===== Given records =====

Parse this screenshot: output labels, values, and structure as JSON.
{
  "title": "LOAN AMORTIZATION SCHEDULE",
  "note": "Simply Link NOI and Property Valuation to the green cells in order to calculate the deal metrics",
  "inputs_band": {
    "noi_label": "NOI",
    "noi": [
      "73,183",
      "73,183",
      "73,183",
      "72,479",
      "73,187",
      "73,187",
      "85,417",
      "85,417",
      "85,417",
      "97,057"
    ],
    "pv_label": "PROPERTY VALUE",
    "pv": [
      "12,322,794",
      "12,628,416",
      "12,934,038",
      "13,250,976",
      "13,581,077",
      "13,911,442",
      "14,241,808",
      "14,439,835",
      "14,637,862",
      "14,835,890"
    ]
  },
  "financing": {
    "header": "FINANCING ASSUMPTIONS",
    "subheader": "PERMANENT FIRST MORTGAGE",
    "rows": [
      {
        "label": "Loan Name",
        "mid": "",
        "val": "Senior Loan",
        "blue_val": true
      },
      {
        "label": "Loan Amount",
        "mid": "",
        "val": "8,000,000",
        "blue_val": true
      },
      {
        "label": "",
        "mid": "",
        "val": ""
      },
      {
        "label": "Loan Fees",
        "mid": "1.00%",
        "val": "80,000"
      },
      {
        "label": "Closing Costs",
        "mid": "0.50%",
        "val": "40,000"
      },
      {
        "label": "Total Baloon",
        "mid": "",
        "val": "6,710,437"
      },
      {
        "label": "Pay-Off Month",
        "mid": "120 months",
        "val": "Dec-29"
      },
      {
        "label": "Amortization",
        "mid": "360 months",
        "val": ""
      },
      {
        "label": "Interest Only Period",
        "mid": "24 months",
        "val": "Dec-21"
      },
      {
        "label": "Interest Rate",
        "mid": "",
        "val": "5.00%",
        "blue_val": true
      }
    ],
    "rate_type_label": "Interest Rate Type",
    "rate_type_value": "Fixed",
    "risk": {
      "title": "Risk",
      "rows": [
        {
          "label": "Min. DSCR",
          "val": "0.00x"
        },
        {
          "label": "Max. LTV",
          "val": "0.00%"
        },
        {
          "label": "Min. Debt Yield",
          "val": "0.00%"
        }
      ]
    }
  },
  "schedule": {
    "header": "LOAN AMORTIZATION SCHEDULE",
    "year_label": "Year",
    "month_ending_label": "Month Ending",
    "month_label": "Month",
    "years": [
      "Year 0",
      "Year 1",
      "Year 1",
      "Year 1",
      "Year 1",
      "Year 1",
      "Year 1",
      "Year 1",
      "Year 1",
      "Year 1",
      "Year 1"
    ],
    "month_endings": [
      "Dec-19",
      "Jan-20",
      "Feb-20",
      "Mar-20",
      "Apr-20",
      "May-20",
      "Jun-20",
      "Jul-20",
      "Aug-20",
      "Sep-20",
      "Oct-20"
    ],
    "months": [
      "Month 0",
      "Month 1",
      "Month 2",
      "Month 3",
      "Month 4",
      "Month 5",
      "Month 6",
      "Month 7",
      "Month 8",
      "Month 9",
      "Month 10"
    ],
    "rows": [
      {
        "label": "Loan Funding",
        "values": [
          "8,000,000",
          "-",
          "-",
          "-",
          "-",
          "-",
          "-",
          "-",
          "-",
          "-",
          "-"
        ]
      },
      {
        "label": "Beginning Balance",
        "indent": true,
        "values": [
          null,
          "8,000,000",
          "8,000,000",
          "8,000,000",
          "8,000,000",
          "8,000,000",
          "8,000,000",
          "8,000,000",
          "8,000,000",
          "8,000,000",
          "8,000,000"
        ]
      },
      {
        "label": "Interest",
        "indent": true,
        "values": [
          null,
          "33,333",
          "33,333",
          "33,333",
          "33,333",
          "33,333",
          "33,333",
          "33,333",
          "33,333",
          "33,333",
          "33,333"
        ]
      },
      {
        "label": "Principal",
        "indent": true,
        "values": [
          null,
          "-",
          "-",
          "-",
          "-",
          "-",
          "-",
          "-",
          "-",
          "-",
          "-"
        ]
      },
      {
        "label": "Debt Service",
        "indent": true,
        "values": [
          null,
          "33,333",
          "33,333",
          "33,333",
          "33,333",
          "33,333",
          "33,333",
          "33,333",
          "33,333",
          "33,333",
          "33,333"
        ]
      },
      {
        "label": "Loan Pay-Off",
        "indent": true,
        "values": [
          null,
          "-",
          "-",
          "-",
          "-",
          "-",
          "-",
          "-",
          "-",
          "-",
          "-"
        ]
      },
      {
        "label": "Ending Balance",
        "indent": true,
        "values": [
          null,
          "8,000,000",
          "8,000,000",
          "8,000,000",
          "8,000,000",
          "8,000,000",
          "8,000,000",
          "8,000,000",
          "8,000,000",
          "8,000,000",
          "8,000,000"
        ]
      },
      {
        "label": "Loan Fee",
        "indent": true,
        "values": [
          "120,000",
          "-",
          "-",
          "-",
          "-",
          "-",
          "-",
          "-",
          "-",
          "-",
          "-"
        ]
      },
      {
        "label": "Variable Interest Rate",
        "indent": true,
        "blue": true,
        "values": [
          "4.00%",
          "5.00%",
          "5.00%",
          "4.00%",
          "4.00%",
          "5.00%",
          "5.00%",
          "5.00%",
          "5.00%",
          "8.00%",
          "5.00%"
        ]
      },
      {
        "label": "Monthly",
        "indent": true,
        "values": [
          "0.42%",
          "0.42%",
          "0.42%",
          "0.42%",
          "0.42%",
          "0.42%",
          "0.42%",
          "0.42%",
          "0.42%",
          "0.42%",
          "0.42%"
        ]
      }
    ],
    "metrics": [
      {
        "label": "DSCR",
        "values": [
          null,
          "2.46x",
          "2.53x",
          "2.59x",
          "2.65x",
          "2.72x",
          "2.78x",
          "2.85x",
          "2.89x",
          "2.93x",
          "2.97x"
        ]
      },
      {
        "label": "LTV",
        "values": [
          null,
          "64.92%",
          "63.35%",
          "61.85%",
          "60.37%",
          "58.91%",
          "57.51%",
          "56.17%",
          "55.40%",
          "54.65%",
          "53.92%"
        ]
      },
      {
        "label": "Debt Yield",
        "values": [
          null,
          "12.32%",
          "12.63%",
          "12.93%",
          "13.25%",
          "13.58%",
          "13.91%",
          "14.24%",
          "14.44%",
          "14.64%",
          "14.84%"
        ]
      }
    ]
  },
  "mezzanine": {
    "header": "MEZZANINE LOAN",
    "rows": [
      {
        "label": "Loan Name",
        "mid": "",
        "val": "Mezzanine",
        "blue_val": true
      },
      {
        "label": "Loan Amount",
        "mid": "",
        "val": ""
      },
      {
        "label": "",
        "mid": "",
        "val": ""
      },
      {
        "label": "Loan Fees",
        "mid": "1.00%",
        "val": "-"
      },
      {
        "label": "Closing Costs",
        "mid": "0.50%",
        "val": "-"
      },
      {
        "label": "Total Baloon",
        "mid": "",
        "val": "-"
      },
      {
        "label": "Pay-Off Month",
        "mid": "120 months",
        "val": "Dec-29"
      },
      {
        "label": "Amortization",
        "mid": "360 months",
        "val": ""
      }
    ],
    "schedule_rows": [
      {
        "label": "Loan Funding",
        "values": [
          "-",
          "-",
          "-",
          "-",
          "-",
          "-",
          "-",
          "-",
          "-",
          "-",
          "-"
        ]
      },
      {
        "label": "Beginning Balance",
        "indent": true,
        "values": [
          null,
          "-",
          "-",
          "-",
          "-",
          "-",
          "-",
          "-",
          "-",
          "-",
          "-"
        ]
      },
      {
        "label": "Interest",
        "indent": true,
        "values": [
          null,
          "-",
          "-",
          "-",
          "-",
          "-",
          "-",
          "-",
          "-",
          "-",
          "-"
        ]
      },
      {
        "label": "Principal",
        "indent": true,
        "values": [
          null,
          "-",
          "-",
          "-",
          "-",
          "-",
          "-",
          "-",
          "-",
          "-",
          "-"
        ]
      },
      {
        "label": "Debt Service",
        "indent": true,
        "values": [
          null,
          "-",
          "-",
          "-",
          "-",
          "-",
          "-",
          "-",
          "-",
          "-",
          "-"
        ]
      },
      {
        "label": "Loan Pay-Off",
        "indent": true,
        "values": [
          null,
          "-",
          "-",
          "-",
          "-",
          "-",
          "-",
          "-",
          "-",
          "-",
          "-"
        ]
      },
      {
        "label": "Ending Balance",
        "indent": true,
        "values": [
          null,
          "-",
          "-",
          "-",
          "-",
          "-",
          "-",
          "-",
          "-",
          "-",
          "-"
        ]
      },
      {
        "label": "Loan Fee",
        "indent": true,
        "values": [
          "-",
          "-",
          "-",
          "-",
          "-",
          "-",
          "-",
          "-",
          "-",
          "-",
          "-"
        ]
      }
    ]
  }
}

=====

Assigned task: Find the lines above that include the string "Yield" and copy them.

Exercise response:
          "label": "Min. Debt Yield",
        "label": "Debt Yield",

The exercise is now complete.